* Required work
From the records below, work out how many lines contain "Comment". Reply with that number alone.

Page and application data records
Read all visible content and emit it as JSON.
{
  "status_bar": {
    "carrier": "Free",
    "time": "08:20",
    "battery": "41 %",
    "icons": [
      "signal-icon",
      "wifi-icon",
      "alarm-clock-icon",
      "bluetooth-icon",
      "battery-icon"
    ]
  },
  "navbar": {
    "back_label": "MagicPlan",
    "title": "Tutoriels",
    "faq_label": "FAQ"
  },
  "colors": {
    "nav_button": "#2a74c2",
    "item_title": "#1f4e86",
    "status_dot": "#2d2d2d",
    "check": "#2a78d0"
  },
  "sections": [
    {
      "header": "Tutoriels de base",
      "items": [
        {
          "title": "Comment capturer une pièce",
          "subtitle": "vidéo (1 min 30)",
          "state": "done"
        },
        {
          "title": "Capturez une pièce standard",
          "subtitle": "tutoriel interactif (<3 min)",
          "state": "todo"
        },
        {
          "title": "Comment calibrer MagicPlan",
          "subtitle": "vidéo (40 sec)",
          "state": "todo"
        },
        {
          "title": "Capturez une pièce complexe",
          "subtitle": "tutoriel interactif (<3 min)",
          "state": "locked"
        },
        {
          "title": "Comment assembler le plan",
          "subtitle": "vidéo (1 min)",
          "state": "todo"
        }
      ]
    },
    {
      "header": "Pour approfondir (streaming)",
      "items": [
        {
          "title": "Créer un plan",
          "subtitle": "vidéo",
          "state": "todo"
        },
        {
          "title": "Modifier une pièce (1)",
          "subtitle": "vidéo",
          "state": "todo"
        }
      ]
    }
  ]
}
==
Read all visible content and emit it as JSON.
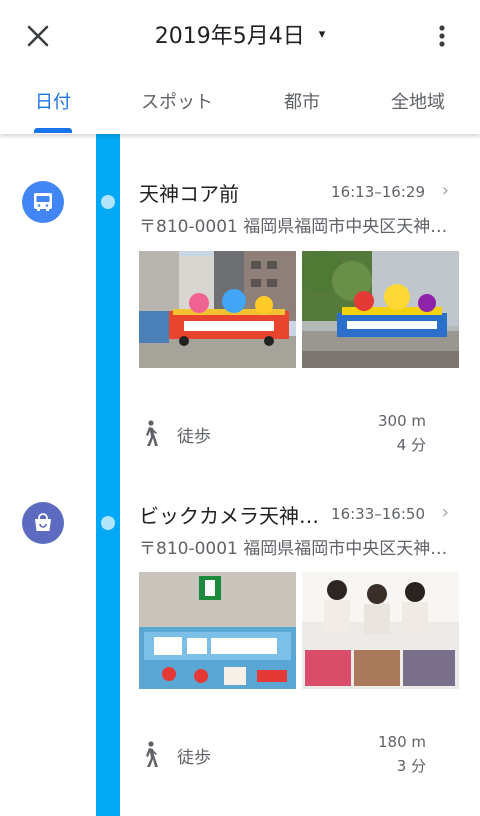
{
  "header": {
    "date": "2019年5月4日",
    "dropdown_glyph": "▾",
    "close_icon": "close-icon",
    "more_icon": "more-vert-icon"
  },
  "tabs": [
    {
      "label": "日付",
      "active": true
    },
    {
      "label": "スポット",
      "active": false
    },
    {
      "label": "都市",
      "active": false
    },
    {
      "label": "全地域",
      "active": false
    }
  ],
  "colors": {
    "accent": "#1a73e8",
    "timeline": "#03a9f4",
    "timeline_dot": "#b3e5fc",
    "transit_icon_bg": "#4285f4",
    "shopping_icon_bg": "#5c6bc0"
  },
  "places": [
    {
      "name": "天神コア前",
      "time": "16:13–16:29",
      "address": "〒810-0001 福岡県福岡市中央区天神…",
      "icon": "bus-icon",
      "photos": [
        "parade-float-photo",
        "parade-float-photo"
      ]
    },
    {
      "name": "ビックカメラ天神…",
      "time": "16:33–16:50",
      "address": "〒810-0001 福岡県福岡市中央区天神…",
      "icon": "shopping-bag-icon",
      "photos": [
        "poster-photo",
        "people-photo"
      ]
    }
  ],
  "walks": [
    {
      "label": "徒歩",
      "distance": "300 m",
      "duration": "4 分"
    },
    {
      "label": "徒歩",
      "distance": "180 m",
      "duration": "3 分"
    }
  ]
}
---
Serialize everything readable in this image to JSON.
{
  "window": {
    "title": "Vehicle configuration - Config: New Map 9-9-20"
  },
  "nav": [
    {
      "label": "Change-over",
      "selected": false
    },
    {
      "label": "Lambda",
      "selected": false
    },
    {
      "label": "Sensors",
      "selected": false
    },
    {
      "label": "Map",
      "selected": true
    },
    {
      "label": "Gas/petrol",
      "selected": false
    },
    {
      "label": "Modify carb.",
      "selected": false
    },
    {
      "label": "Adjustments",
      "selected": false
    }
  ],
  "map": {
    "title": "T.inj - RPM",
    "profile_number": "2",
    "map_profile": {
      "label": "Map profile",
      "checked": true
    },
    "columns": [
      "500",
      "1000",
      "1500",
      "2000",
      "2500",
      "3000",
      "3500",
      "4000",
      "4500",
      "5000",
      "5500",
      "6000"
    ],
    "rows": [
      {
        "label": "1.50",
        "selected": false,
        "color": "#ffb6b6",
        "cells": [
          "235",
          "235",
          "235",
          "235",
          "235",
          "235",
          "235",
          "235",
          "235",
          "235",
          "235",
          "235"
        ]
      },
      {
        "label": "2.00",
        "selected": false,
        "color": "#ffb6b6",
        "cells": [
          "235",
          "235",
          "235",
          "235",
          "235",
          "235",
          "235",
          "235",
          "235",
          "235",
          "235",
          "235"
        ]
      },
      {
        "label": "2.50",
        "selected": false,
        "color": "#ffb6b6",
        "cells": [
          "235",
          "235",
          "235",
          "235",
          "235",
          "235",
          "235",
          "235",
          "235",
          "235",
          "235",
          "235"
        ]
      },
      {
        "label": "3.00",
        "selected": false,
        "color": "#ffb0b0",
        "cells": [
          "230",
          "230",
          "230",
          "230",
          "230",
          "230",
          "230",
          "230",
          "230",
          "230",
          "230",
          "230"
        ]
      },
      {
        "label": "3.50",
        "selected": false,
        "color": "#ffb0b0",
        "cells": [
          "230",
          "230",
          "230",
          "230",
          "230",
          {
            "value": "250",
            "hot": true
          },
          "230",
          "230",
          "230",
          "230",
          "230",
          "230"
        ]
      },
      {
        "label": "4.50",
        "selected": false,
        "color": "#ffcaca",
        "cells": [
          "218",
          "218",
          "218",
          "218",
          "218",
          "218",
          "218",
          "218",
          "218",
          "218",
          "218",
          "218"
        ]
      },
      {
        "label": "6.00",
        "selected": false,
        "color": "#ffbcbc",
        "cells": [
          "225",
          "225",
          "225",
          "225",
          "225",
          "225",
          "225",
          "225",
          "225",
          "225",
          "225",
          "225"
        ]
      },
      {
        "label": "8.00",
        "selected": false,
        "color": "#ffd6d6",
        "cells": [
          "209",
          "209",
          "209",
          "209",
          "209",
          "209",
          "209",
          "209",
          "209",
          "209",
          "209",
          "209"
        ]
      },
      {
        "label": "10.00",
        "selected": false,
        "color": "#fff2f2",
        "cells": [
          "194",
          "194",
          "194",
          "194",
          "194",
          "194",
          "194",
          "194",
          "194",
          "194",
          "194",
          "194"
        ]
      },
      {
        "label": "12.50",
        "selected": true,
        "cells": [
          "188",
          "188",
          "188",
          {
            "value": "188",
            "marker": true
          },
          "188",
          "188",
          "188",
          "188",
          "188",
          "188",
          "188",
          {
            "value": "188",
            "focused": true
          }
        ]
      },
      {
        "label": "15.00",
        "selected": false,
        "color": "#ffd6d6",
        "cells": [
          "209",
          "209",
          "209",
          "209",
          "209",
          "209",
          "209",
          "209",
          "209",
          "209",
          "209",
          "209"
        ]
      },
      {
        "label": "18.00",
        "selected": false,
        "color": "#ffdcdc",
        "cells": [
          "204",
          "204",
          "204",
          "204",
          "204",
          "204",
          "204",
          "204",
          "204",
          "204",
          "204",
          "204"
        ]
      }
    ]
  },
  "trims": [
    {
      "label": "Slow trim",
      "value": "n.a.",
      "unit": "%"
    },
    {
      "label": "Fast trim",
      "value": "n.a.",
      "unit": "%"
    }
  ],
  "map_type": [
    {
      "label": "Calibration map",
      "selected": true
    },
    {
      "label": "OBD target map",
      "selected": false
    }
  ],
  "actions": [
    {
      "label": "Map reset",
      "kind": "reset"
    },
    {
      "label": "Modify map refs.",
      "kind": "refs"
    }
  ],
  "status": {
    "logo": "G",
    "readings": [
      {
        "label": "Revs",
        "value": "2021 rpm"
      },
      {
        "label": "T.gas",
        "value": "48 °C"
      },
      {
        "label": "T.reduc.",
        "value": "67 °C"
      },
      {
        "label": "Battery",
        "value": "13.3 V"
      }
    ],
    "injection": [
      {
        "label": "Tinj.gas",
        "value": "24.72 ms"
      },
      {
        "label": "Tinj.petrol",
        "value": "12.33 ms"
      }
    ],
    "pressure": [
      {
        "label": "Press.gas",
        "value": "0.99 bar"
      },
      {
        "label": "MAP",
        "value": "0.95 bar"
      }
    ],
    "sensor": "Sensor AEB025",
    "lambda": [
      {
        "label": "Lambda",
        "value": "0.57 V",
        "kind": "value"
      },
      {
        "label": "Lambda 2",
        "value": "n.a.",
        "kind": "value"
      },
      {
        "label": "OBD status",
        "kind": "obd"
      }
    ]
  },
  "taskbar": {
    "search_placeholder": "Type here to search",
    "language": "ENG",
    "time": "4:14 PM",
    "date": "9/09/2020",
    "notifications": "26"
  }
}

* The answer
3